JB, a recent graduate of Brown's master's program in urban ed policy, comments on my question about the new funding formula and charters over at Flypaper:
The charters are losing some money from the state but they are getting more from some of the towns than they used to in the past. Overall they mostly lose between 2-10% once you account for the net difference.
The charters are happier, I think, because they have some strong language in the law about districts losing their state funding if they don’t send their local tuitions to charters (which has been a problem), the state is continuing to treat them more and more like any other LEA for funding purposes, and they will receive additional funding when they take on more challenging student populations.
In the end, charters will end up with essentially the same amount of money for each student as would have been spent had they been in their neighborhood school.

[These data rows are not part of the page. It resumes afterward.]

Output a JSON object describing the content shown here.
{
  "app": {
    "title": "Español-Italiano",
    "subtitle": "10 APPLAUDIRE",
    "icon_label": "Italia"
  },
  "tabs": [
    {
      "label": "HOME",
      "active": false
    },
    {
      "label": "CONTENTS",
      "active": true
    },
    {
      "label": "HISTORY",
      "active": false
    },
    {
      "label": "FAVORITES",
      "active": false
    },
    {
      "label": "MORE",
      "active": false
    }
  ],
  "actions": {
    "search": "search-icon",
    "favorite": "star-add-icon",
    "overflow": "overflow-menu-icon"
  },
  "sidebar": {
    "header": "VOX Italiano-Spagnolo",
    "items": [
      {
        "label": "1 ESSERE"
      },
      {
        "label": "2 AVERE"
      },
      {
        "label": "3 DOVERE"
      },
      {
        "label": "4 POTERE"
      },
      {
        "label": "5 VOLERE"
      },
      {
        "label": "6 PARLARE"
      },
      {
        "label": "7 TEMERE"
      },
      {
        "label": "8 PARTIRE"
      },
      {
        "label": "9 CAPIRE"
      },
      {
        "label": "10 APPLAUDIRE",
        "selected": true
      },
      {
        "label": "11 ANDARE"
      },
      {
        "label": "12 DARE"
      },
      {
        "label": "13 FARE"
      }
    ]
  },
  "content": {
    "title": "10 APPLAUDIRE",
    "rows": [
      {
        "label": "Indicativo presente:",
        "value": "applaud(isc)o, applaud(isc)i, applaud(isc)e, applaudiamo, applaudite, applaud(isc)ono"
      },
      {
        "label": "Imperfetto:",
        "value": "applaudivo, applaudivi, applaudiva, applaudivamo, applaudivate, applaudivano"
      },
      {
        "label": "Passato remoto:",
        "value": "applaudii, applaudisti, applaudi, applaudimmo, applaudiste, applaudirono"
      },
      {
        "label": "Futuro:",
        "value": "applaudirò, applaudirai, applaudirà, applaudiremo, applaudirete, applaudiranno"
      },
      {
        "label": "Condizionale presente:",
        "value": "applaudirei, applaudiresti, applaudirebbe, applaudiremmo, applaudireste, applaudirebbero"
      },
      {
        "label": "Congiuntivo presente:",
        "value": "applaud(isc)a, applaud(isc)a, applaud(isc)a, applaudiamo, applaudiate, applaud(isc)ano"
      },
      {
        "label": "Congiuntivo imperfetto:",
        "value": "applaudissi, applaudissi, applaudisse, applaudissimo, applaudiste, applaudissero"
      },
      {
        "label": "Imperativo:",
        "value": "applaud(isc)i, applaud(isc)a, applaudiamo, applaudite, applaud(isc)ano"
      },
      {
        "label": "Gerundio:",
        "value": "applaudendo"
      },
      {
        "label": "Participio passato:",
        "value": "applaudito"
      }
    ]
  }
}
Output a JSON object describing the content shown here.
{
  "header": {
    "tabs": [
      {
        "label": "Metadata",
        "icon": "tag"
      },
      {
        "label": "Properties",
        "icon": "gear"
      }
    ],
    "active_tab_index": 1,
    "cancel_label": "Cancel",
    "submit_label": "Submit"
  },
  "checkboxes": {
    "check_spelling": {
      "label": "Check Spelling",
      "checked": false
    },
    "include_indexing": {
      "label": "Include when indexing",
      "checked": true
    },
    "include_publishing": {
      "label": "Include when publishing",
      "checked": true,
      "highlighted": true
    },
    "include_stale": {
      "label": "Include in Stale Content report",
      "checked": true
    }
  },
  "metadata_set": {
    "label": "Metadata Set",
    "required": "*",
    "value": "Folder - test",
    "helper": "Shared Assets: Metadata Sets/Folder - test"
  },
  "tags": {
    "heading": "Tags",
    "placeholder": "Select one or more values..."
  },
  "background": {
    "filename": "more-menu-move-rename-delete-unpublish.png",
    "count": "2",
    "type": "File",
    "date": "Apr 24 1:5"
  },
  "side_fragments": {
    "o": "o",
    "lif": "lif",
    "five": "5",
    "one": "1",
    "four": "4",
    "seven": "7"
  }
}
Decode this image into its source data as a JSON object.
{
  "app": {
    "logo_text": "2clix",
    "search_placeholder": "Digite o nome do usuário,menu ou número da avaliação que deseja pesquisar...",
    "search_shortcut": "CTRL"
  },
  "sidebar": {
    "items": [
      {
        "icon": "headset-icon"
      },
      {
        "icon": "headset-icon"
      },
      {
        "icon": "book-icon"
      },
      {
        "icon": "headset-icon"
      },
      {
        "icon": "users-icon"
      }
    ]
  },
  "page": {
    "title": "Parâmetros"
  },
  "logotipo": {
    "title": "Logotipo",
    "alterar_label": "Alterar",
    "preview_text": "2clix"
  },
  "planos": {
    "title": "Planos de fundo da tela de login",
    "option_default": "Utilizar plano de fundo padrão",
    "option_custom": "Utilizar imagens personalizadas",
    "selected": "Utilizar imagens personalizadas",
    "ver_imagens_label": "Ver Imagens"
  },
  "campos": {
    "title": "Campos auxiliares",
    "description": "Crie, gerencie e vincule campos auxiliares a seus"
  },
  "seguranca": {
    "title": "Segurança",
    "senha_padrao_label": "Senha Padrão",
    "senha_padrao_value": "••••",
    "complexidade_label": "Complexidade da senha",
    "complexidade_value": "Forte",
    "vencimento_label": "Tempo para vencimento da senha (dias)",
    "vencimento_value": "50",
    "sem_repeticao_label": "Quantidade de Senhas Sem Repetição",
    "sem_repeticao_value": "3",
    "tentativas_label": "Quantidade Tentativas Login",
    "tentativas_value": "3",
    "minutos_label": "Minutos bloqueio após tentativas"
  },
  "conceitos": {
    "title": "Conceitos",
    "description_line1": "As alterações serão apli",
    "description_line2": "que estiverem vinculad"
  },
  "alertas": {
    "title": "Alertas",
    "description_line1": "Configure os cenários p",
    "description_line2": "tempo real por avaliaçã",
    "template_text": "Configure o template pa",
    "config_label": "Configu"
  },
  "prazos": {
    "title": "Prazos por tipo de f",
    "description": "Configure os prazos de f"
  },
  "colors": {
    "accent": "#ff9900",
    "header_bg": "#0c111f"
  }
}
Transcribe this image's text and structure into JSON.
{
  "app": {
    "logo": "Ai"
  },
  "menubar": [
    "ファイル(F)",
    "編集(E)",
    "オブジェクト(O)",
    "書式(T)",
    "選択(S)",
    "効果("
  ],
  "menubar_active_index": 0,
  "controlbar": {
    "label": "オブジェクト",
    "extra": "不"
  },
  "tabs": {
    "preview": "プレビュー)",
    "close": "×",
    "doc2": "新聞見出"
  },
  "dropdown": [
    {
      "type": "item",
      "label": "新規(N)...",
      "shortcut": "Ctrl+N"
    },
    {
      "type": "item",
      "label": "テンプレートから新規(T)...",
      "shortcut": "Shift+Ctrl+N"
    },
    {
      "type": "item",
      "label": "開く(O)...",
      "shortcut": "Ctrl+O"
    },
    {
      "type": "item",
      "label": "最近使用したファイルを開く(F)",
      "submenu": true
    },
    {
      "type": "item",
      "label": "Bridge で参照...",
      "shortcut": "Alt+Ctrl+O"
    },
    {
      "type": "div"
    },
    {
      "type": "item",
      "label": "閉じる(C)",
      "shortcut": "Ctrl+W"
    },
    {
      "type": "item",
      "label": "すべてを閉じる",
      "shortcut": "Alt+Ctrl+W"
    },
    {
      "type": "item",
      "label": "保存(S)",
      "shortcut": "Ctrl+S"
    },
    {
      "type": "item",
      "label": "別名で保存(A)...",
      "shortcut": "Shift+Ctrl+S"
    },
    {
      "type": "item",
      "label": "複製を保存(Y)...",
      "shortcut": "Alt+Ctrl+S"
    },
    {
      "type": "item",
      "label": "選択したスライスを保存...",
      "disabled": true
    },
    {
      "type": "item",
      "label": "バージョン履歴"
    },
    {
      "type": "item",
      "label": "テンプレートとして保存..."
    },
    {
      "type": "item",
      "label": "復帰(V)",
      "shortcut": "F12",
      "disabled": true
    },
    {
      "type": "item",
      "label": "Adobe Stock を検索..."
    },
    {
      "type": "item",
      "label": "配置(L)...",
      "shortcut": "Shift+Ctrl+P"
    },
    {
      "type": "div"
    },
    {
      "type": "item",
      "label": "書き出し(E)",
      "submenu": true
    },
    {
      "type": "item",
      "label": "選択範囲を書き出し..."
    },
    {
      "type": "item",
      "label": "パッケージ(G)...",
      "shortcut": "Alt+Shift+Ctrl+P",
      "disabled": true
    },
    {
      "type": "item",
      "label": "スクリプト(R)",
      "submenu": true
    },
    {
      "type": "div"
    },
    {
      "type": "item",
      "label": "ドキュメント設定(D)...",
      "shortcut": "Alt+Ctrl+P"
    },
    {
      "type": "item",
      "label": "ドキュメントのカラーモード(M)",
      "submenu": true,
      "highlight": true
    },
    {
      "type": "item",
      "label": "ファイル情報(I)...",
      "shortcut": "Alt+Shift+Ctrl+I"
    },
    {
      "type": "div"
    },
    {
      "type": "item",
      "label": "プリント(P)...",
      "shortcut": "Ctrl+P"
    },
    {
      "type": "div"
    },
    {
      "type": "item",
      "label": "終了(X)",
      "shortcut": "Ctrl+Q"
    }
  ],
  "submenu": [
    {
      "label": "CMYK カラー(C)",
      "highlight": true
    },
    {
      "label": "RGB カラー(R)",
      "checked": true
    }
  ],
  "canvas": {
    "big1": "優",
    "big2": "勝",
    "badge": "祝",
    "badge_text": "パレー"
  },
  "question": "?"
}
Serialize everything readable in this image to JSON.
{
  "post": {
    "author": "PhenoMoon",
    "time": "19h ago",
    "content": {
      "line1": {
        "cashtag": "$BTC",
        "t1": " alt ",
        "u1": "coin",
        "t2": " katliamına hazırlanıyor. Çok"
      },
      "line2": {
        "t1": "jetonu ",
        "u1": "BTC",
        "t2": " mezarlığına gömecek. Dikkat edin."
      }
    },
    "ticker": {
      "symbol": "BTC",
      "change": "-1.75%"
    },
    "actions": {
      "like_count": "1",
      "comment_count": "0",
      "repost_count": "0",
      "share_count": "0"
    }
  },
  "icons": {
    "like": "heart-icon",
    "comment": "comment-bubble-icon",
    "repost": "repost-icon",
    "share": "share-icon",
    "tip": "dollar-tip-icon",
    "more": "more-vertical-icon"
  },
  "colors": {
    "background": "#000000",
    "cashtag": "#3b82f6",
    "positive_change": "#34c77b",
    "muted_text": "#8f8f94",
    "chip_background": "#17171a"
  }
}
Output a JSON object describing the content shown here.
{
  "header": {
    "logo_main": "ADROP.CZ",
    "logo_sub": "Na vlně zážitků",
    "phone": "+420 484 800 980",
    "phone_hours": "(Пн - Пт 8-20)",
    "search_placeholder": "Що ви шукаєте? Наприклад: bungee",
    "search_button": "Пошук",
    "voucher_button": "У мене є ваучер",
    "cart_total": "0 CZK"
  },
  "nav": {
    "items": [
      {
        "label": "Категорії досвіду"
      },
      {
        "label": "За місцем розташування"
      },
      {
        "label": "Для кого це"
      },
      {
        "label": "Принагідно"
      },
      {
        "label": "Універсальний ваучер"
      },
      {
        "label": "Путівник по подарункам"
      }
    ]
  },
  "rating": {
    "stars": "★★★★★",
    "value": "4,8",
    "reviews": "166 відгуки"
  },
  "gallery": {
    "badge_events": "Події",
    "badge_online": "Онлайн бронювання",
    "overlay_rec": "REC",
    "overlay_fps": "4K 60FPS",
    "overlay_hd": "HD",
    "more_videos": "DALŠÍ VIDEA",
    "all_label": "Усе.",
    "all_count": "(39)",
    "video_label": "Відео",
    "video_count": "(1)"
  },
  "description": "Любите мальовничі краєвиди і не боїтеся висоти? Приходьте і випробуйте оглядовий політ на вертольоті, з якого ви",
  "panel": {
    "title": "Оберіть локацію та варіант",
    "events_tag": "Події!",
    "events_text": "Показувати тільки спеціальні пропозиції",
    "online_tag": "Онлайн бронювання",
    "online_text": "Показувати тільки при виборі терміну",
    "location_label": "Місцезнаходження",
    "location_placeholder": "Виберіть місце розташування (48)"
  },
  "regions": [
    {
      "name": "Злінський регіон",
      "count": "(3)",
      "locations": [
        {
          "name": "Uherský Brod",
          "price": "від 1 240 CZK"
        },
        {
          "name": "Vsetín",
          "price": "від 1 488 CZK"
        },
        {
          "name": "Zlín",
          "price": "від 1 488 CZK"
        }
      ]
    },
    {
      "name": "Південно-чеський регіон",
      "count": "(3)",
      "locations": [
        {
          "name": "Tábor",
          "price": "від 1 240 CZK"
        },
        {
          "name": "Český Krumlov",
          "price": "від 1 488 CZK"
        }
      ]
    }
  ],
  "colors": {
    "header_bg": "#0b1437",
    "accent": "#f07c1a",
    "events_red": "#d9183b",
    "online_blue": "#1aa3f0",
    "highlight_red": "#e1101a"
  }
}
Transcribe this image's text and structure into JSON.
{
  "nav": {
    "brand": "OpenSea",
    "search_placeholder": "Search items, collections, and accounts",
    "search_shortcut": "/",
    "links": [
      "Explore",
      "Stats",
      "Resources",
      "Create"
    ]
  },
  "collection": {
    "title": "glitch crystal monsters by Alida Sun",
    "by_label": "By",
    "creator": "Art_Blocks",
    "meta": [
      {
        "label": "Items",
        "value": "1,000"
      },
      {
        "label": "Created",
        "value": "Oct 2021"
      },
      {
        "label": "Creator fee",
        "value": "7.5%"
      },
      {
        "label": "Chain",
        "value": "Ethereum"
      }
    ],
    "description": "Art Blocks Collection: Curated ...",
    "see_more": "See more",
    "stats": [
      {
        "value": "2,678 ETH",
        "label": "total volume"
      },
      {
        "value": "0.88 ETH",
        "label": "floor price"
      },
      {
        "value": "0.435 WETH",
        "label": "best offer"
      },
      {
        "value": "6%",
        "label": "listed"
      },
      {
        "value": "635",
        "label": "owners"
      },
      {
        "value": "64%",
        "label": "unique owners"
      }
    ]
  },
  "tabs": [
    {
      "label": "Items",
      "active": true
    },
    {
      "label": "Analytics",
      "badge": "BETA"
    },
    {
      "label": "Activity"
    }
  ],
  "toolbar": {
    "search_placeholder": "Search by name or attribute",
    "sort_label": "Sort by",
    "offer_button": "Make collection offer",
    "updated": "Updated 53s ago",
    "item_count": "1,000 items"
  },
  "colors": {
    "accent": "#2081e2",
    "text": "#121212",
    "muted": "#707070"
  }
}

Perhaps. I just have difficulty believing that when a specific interest group is celebrating the passing of a complex appropriations bill that appears on the surface to not benefit them, well, that's a good time to keep a hand on your wallet.
Also, when Tom Vander Ark starts tweeting like this:
@deborahgist I'd like to know if we could chat about how money following the student fits with things like online learning.
And she replies:
@edReformer I'd love to chat about that.